Now, dear reader, can you help me out? I’ve been lucky enough to post advice from Debbie, Derek Taylor Kent, Carmen Ambrosio, and Andrea Richesin so far this year and now, I’m looking for guest bloggers again. If you’re a published author or professional copywriter, and would like to share a few words of wisdom here, please contact me.

I’m also looking for guest writers for my reading blog, where you can chat up your favorite (or most disappointing) reads. I hope to hear from you soon! 

Next up... what should a writer do for the holidays?

Monday, November 7, 2011

Five Book Marketing Mistakes I've Made (So Far)

Here are a few of the mistakes I've made while marketing my book, 60 Hikes within 60 Miles of Cleveland. These are, of course, only the mistakes I KNOW I've made. I'm still learning. (I have a funny feeling this could become a multi-part series.)

1. Did too much homework
I spent hours (hours!) learning about bookplates, their uses, where they're printed, who might print them locally, how authors have used various designs, and recommended tech specs for printing. I think bookplates are a nice-to-have item, but frankly, I over-did the research. (Translation: wasted time.)

2. Didn't do enough homework
My first set of bookplates were very pretty, and generic. In fact, they were from the first vendor I found online when I searched for "bookplates." Like, duh. After all that research to find a nearby vendor and secure a reasonable price, ultimately, the best option for me was to order from BookplateInk. Sheesh.

3. Gave too freely, gave too little, or gave the wrong thing
When the first edition of my book was published, I followed the oft-heard advice to "give a copy to all of your friends." Well, there are some problems with that. First, which friends?

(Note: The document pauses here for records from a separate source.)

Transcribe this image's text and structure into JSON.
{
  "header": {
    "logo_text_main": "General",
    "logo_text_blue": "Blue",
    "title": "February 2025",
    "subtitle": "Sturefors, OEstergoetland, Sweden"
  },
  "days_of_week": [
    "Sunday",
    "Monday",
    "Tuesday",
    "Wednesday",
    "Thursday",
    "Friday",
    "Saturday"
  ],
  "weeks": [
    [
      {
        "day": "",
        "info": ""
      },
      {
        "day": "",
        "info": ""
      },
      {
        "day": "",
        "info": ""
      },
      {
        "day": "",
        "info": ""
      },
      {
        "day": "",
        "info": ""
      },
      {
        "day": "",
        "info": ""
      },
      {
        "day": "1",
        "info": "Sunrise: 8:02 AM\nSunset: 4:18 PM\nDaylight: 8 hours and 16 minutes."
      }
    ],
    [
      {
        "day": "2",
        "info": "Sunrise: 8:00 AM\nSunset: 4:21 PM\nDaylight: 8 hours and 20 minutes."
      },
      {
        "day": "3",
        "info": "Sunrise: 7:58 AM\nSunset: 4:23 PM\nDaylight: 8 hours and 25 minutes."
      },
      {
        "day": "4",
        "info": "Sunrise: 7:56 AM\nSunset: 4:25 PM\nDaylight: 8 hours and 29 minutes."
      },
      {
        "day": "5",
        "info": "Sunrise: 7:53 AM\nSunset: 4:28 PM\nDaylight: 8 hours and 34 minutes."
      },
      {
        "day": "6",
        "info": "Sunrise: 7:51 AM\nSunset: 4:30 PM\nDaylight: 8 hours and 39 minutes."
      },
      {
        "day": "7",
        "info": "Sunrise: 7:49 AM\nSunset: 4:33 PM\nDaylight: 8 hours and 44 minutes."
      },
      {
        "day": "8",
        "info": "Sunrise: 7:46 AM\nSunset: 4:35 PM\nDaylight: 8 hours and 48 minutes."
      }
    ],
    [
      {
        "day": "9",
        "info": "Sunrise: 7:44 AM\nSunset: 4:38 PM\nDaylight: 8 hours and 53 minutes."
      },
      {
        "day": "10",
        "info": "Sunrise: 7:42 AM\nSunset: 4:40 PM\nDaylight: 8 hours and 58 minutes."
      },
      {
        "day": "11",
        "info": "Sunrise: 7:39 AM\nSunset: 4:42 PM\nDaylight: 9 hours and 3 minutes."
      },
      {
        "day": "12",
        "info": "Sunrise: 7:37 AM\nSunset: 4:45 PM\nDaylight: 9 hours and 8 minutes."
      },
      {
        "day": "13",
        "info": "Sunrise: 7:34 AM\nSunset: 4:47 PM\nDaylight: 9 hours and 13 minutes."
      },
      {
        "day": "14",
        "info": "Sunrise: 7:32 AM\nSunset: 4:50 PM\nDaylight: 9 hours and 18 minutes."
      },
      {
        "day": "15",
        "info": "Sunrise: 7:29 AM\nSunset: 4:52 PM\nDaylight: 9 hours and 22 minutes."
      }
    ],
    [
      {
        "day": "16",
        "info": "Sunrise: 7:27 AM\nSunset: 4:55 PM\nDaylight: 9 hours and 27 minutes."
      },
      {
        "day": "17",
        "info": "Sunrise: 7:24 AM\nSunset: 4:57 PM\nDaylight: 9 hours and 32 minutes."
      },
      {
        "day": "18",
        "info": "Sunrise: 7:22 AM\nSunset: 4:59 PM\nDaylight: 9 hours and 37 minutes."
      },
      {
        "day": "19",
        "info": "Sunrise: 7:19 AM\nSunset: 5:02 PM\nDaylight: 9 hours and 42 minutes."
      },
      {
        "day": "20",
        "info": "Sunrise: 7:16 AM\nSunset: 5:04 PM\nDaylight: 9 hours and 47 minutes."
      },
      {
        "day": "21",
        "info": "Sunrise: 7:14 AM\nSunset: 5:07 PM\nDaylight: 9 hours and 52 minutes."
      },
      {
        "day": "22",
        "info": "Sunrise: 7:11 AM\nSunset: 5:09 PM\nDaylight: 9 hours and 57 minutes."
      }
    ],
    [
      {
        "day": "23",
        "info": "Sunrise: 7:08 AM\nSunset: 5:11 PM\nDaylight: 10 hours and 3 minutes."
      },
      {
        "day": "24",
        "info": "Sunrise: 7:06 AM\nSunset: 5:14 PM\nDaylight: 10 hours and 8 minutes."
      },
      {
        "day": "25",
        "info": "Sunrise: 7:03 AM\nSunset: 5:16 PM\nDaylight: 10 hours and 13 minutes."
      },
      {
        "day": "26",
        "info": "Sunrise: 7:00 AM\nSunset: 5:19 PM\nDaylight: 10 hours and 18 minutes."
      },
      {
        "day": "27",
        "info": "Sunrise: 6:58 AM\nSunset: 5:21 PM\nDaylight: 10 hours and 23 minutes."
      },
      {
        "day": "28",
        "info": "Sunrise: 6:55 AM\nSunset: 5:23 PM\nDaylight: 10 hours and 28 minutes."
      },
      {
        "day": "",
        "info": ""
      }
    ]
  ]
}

No matter how excited I am about my book, it's financially unwise to hand a $17 book to each of my friends (even with my author discount). So I redefined "friend," this time looking critically at my contact list to select those who appeared to be most likely to tout the book to others, or (in a few cases) buy a bunch of books for other people. In other words, I learned to give to the friends of my book, but sadly, not to all of my friends.

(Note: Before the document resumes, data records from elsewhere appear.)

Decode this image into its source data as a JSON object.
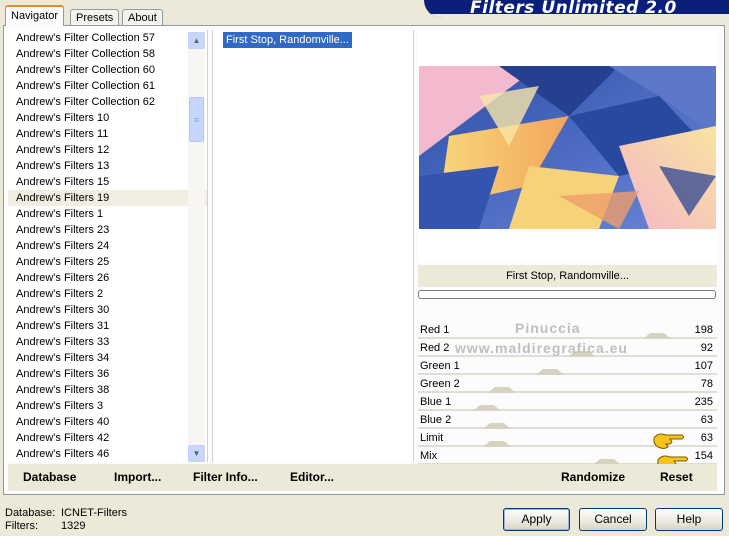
{
  "app_title": "Filters Unlimited 2.0",
  "tabs": [
    "Navigator",
    "Presets",
    "About"
  ],
  "categories": [
    {
      "label": "Andrew's Filter Collection 57",
      "selected": false
    },
    {
      "label": "Andrew's Filter Collection 58",
      "selected": false
    },
    {
      "label": "Andrew's Filter Collection 60",
      "selected": false
    },
    {
      "label": "Andrew's Filter Collection 61",
      "selected": false
    },
    {
      "label": "Andrew's Filter Collection 62",
      "selected": false
    },
    {
      "label": "Andrew's Filters 10",
      "selected": false
    },
    {
      "label": "Andrew's Filters 11",
      "selected": false
    },
    {
      "label": "Andrew's Filters 12",
      "selected": false
    },
    {
      "label": "Andrew's Filters 13",
      "selected": false
    },
    {
      "label": "Andrew's Filters 15",
      "selected": false
    },
    {
      "label": "Andrew's Filters 19",
      "selected": true
    },
    {
      "label": "Andrew's Filters 1",
      "selected": false
    },
    {
      "label": "Andrew's Filters 23",
      "selected": false
    },
    {
      "label": "Andrew's Filters 24",
      "selected": false
    },
    {
      "label": "Andrew's Filters 25",
      "selected": false
    },
    {
      "label": "Andrew's Filters 26",
      "selected": false
    },
    {
      "label": "Andrew's Filters 2",
      "selected": false
    },
    {
      "label": "Andrew's Filters 30",
      "selected": false
    },
    {
      "label": "Andrew's Filters 31",
      "selected": false
    },
    {
      "label": "Andrew's Filters 33",
      "selected": false
    },
    {
      "label": "Andrew's Filters 34",
      "selected": false
    },
    {
      "label": "Andrew's Filters 36",
      "selected": false
    },
    {
      "label": "Andrew's Filters 38",
      "selected": false
    },
    {
      "label": "Andrew's Filters 3",
      "selected": false
    },
    {
      "label": "Andrew's Filters 40",
      "selected": false
    },
    {
      "label": "Andrew's Filters 42",
      "selected": false
    },
    {
      "label": "Andrew's Filters 46",
      "selected": false
    }
  ],
  "filters": [
    "First Stop, Randomville..."
  ],
  "selected_filter_title": "First Stop, Randomville...",
  "parameters": [
    {
      "label": "Red 1",
      "value": "198"
    },
    {
      "label": "Red 2",
      "value": "92"
    },
    {
      "label": "Green 1",
      "value": "107"
    },
    {
      "label": "Green 2",
      "value": "78"
    },
    {
      "label": "Blue 1",
      "value": "235"
    },
    {
      "label": "Blue 2",
      "value": "63"
    },
    {
      "label": "Limit",
      "value": "63"
    },
    {
      "label": "Mix",
      "value": "154"
    }
  ],
  "watermark": {
    "line1": "Pinuccia",
    "line2": "www.maldiregrafica.eu"
  },
  "toolbar": {
    "database": "Database",
    "import": "Import...",
    "filter_info": "Filter Info...",
    "editor": "Editor...",
    "randomize": "Randomize",
    "reset": "Reset"
  },
  "status": {
    "database_label": "Database:",
    "database_value": "ICNET-Filters",
    "filters_label": "Filters:",
    "filters_value": "1329"
  },
  "buttons": {
    "apply": "Apply",
    "cancel": "Cancel",
    "help": "Help"
  },
  "icons": {
    "scroll_up": "chevron-up-icon",
    "scroll_down": "chevron-down-icon",
    "pointer": "pointing-hand-icon"
  }
}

I haven't mastered this yet. I try to be well-organized and yes, over-prepared, for book signings and other appearances, but still I find I'm loading the car in a rush at the last minute. A couple of times I have forgotten to bring along an extra copy of the book, which would have been a nice thank-you gift for the event host. That's more time-management (and Checklist Manifesto-type stuff) than book marketing know-how. The other side of the coin is book-marketing savvy. As in, what's the right thank-you gift for a book-signing host anyway? Perhaps it's not a book (many event hosts already have one) but a photo or notecards featuring one of the trails, instead. (Any book promotion experts out there?? Speak up - just, please, go beyond 'bookmark,' ok?)

4. Spent too much time on Facebook.
I'm still struggling with this one, too. Check out my Facebook page, where I waste a lot of time I could be spending on the trail. Or not.

5. Failed to maximize my face time 
As friend (and award-winning author) Debbie Alferio points out,* word of mouth is the best form of advertising. I've been too cautious about mentioning that I'm an author in the past, a habit I vow to correct before it's time to make New Year's resolutions.

I've also stumbled when promoting events. Once I lost a sale because I didn't show up early (aim to arrive at any signing at least 30 minutes in advance) and another time, I planned a GRAND event with another author... and turnout was abysmal because I didn't chat it up enough. I Facebooked** the heck out of it, though; yet another reminder the original social networking tools - your face! and your mouth! - are often more effective than newer ones.

I'm sure I'll discover many more mistakes I've made... but until I'm willing to admit them, what about you? Got any mistakes to share?

*OK, she wasn't the first to say so, but she makes the point eloquently in an upcoming guest post.

**I know it's not a verb. But you knew what I meant, didn't you?